• [EXERCISE]: In the entries below, count the lines that include the word "Table" and reply with the number alone.

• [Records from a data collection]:
______

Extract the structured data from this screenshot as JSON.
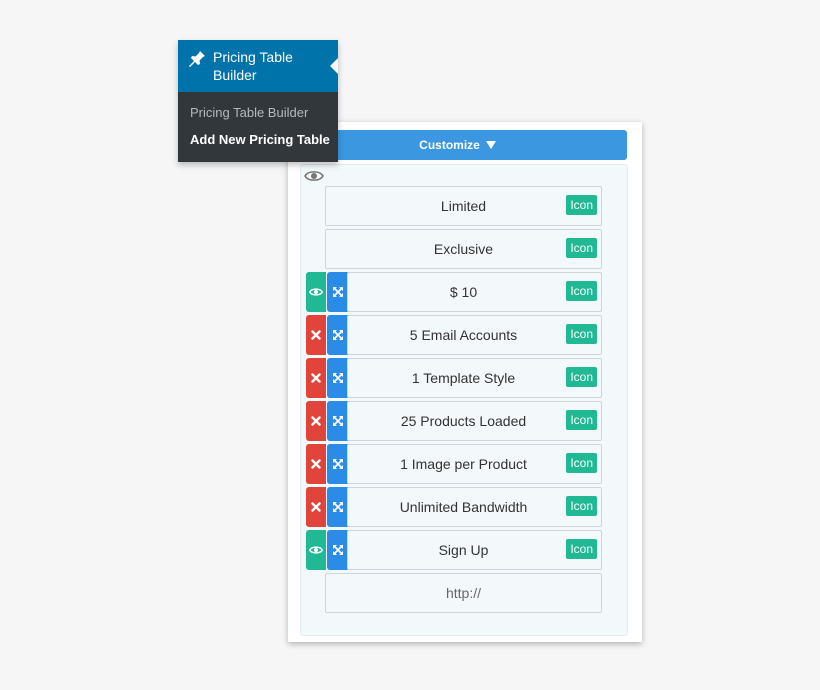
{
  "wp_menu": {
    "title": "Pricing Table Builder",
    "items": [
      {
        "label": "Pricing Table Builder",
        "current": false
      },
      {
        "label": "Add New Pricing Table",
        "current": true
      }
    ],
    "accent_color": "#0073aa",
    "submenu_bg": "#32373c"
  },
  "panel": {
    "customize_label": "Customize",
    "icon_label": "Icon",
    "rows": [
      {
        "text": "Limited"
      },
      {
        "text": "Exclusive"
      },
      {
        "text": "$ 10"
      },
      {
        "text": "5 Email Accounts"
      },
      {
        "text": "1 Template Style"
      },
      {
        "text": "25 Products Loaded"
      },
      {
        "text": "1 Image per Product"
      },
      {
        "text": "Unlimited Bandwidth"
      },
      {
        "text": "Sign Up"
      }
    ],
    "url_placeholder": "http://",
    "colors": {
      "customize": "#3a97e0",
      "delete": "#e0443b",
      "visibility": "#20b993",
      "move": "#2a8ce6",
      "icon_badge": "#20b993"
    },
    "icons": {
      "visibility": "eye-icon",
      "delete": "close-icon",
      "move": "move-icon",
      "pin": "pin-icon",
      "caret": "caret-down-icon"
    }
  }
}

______

• [RESPONSE AREA]: 3